[In the following essay, originally delivered as a lecture in 1981, the critic surveys Georg Wilhelm Friedrich Hegel's criticism of the scientific procedures that formed the basis of Newtonianism. Petry argues that Hegel opposed the conclusions drawn by nineteenth-century Newtonians, including physicists and philosophers, more than he opposed Newton himself]

Introduction

Even now, when we look back upon Newton's Principia and Opticks over a period of nearly three hundred years, it is difficult to imagine what modern physics would have...

(The entire section is 7456 words.)

Stuart Peterfreund (essay date 1981)

(Literary Criticism (1400-1800))

SOURCE: "Blake and Newton: Argument as Art, Argument as Science," in Studies in Eighteenth-Century Culture, Vol. 10, 1981, pp. 205-26.

[In the following essay, Peterfreund examines the direct relationship of William Blake's Milton to the Principia, demonstrating that Blake's work reveals the poet's opposition to Newton's physics and his conception of the universe.]

There has been a good deal of discussion recently, by George S. Rousseau and others, about the status of the relationship between literature and science as modes of discourse.' Interestingly enough, much of what has been written about literature and science has been focused on the relationship...

(The entire section is 9081 words.)

P. M. Rattansi (essay date 1981)

(Literary Criticism (1400-1800))

SOURCE: "Voltaire and the Enlightenment Image of Newton," in History & Imagination: Essays in Honor of H. R. Trevor-Roper, Hugh Lloyd-Jones, Valerie Pearl, Blair Worden, eds., Holmes and Meier Publishers, 1981, pp. 218-32.

[In the following essay, Rattansi analyzes Voltaire's interest in Newton and his scientific writings, tracing the impact Voltaire had on the public's acceptance of Newton's conception of the universe, as opposed to that of René Descartes.]

While the publication of the Principia Mathematica in 1687 secured almost universal admiration for the scientific and mathematical genius of Sir Isaac Newton, his contemporaries differed widely in their...

(The entire section is 6948 words.)

Henry Guerlac (essay date 1981)

(Literary Criticism (1400-1800))

SOURCE: "Newton on the Continent: The Early Reception of His Physical Thought," in Newton on the Continent, Cornell University Press, 1981, pp. 41-73.

[In the following essay, Guerlac investigates the nature of Newton's reputation in France prior to 1699 and reassesses the view held by some critics that, prior to 1738, there was great opposition between individuals who advocated Newton's physical theories and those who propounded the theories of René Descartes.]

Besides the technical study of Newton's achievements in mathematics, optics, and dynamics, there is a phase of Newtonian scholarship which has attracted renewed interest and which we may call the "influence,"...

(The entire section is 12565 words.)

Julia L. Epstein and Mark L. Greenburg (essay date 1984)

(Literary Criticism (1400-1800))

SOURCE: "Decomposing Newton's Rainbow," in Journal of the History of Ideas, Vol. XLV, No. 1, January-March 1984, pp. 115-40.

[In the following essay, Epstein and Greenburg examine how the image of the rainbow was affected by Newton's Opticks.
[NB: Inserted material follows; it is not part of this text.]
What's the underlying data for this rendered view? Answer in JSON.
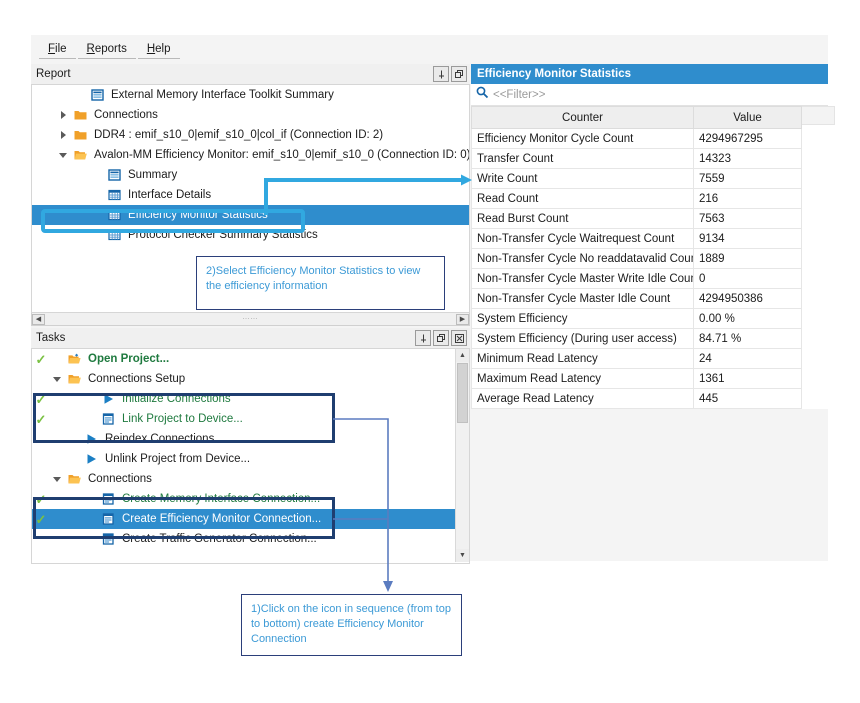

The critics focus particularly on how the literary representation of the rainbow changed and developed during and after Newton's life.]
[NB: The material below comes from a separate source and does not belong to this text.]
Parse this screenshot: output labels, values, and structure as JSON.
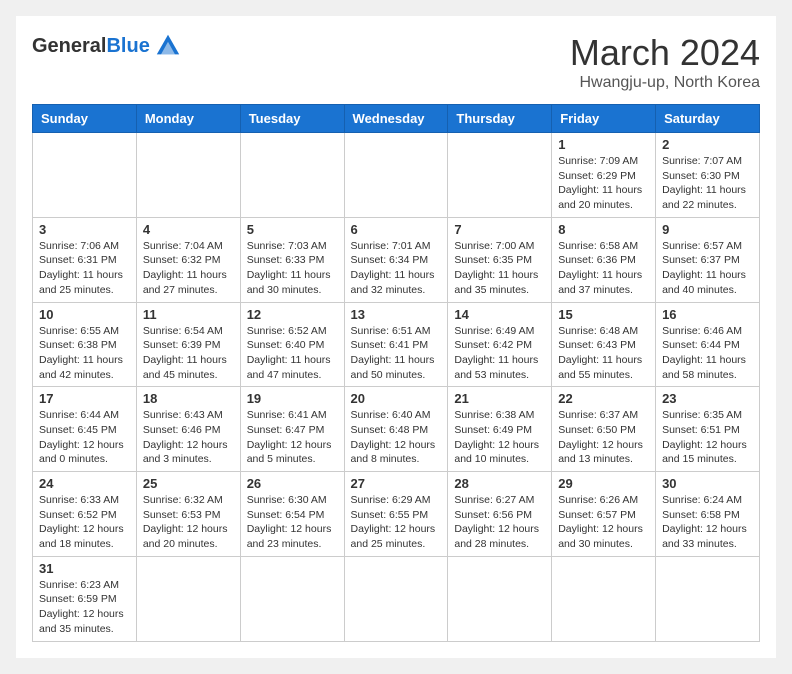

Sir Isaac Newton has intrigued philosophers, poets, artists, and critics alike as the scientist "with his prism and silent face," a "mind forever voyaging through strange seas of thought alone."1 The deified figure of Newton, images and metaphors drawn from Newtonian science, and...

(The entire section is 11677 words.)
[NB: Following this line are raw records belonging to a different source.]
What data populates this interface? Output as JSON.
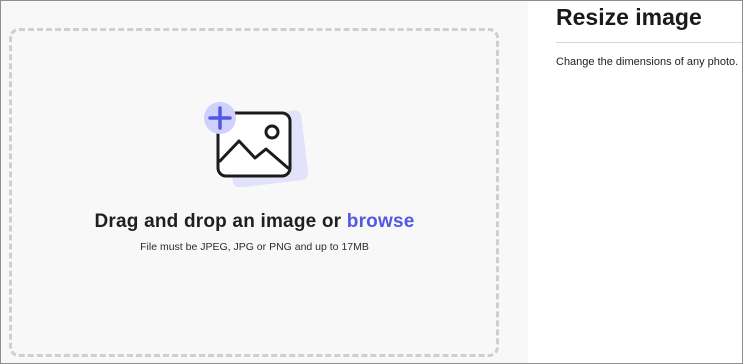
{
  "upload": {
    "heading_prefix": "Drag and drop an image or ",
    "browse_label": "browse",
    "hint": "File must be JPEG, JPG or PNG and up to 17MB",
    "illustration_icon": "add-image-icon"
  },
  "side": {
    "title": "Resize image",
    "subtitle": "Change the dimensions of any photo."
  },
  "colors": {
    "accent": "#5258e4",
    "accent_light": "#cfd0fb",
    "panel_bg": "#f8f8f8",
    "dashed_border": "#cfcfcf"
  }
}
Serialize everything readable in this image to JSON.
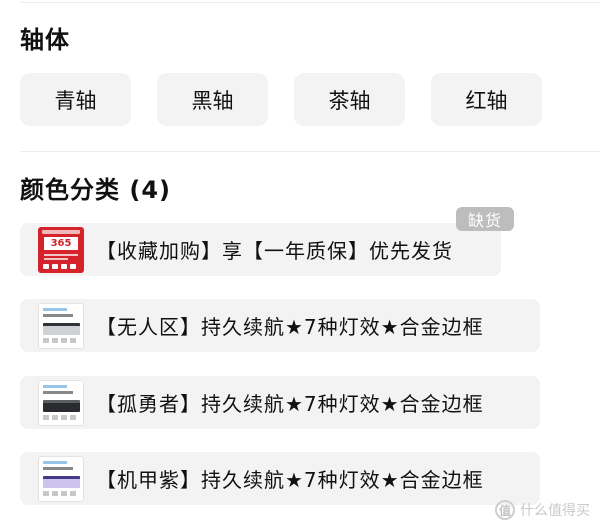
{
  "switch_section": {
    "title": "轴体",
    "options": [
      "青轴",
      "黑轴",
      "茶轴",
      "红轴"
    ]
  },
  "color_section": {
    "title": "颜色分类 (4)",
    "variants": [
      {
        "label": "【收藏加购】享【一年质保】优先发货",
        "thumb_text": "365",
        "thumb_icon": "promo-thumbnail"
      },
      {
        "label": "【无人区】持久续航★7种灯效★合金边框",
        "thumb_icon": "keyboard-white-thumbnail"
      },
      {
        "label": "【孤勇者】持久续航★7种灯效★合金边框",
        "thumb_icon": "keyboard-black-thumbnail"
      },
      {
        "label": "【机甲紫】持久续航★7种灯效★合金边框",
        "thumb_icon": "keyboard-purple-thumbnail"
      }
    ],
    "out_of_stock_badge": "缺货"
  },
  "watermark": {
    "icon_text": "值",
    "text": "什么值得买"
  },
  "colors": {
    "chip_bg": "#f3f3f3",
    "badge_bg": "#bdbdbd",
    "promo_red": "#d4232a"
  }
}
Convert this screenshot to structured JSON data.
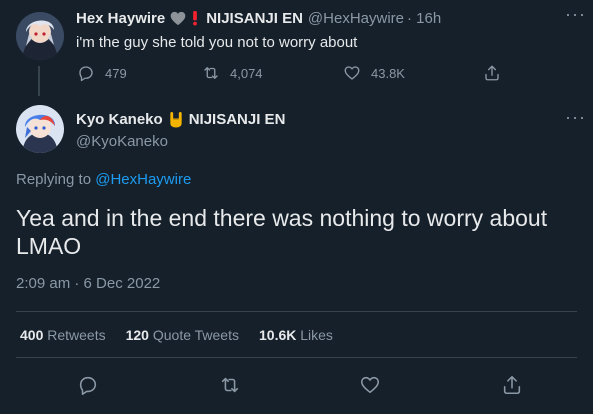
{
  "reply_to_tweet": {
    "author_name": "Hex Haywire",
    "affiliation": "NIJISANJI EN",
    "handle": "@HexHaywire",
    "time": "· 16h",
    "text": "i'm the guy she told you not to worry about",
    "actions": {
      "replies": "479",
      "retweets": "4,074",
      "likes": "43.8K"
    },
    "more_icon": "more-horizontal-icon"
  },
  "main_tweet": {
    "author_name": "Kyo Kaneko",
    "affiliation": "NIJISANJI EN",
    "handle": "@KyoKaneko",
    "replying_label": "Replying to",
    "replying_handle": "@HexHaywire",
    "text": "Yea and in the end there was nothing to worry about LMAO",
    "timestamp": "2:09 am · 6 Dec 2022",
    "stats": {
      "retweets_value": "400",
      "retweets_label": "Retweets",
      "quotes_value": "120",
      "quotes_label": "Quote Tweets",
      "likes_value": "10.6K",
      "likes_label": "Likes"
    }
  },
  "colors": {
    "background": "#15202b",
    "text": "#e7e9ea",
    "muted": "#8b98a5",
    "link": "#1d9bf0",
    "border": "#38444d",
    "badge_red": "#f4212e"
  }
}
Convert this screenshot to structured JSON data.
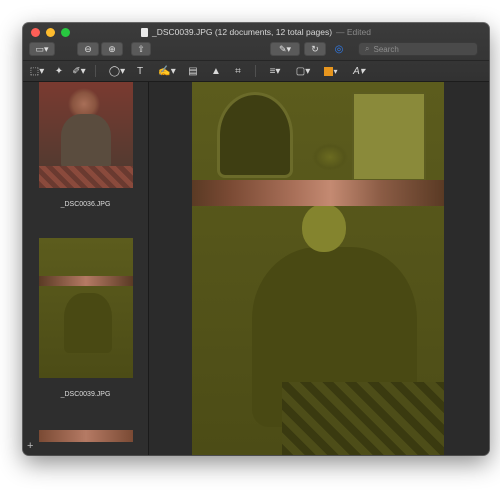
{
  "window": {
    "title": "_DSC0039.JPG (12 documents, 12 total pages)",
    "status": "— Edited"
  },
  "toolbar": {
    "search_placeholder": "Search",
    "icons": [
      "sidebar-icon",
      "zoom-out-icon",
      "zoom-in-icon",
      "share-icon",
      "markup-pen-icon",
      "rotate-icon",
      "annotate-icon",
      "search-icon"
    ],
    "markup_icons": [
      "select-icon",
      "magic-wand-icon",
      "sketch-icon",
      "shapes-icon",
      "text-icon",
      "sign-icon",
      "notes-icon",
      "adjust-color-icon",
      "crop-icon",
      "line-style-icon",
      "border-color-icon",
      "fill-color-icon",
      "font-icon"
    ],
    "colors": {
      "fill_color": "#e8961e",
      "accent": "#2f7ff5"
    }
  },
  "sidebar": {
    "thumbnails": [
      {
        "label": "_DSC0036.JPG"
      },
      {
        "label": "_DSC0039.JPG"
      },
      {
        "label": ""
      }
    ],
    "add_label": "+"
  }
}
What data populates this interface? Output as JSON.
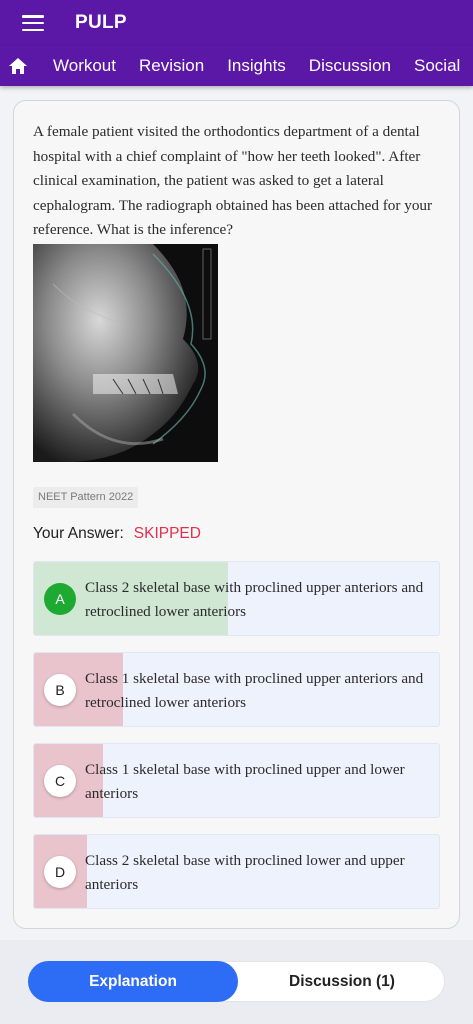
{
  "app": {
    "title": "PULP"
  },
  "icons": {
    "menu": "hamburger-menu-icon",
    "home": "home-icon"
  },
  "nav_tabs": [
    "Workout",
    "Revision",
    "Insights",
    "Discussion",
    "Social"
  ],
  "question": {
    "text": "A female patient visited the orthodontics department of a dental hospital with a chief complaint of \"how her teeth looked\". After clinical examination, the patient was asked to get a lateral cephalogram. The radiograph obtained has been attached for your reference. What is the inference?",
    "tag": "NEET Pattern 2022"
  },
  "answer": {
    "label": "Your Answer:",
    "value": "SKIPPED"
  },
  "options": [
    {
      "letter": "A",
      "text": "Class 2 skeletal base with proclined upper anteriors and retroclined lower anteriors",
      "correct": true,
      "percent": 48,
      "fill_color": "#cfe7d3"
    },
    {
      "letter": "B",
      "text": "Class 1 skeletal base with proclined upper anteriors and retroclined lower anteriors",
      "correct": false,
      "percent": 22,
      "fill_color": "#eac4cc"
    },
    {
      "letter": "C",
      "text": "Class 1 skeletal base with proclined upper and lower anteriors",
      "correct": false,
      "percent": 17,
      "fill_color": "#eac4cc"
    },
    {
      "letter": "D",
      "text": "Class 2 skeletal base with proclined lower and upper anteriors",
      "correct": false,
      "percent": 13,
      "fill_color": "#eac4cc"
    }
  ],
  "bottom": {
    "explanation_label": "Explanation",
    "discussion_label": "Discussion (1)"
  },
  "colors": {
    "appbar": "#5b17a6",
    "accent_blue": "#2d6cf5",
    "skipped_red": "#e0314c",
    "correct_green": "#1ea932"
  }
}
Dennis L. Sepper (essay date 1987)

(Literary Criticism (1400-1800))

SOURCE: "Goethe against Newton: Towards Saving the Phenomenon," in Goethe and the Sciences: A Reappraisal, Frederick Amrine, Francis J. Zucker, Harvey Wheeler, eds., D. Reidel Publishing Company, 1987, pp. 175-93.

[In the following essay, Sepper studies Johann Wolfgang von Goethe's attack on Newton's theory of white light and colors, maintaining that while Goethe's critique is sometimes flawed by "excessive vehemence" and an "all-encompassing condemnation" of Newton's theory, Goethe nevertheless presents a justified opposition to Newton's methods.]

Wer ein Phanomen vor Augen hat, denkt
schon oft druber hinaus; wer nur davon
...

(The entire section is 8176 words.)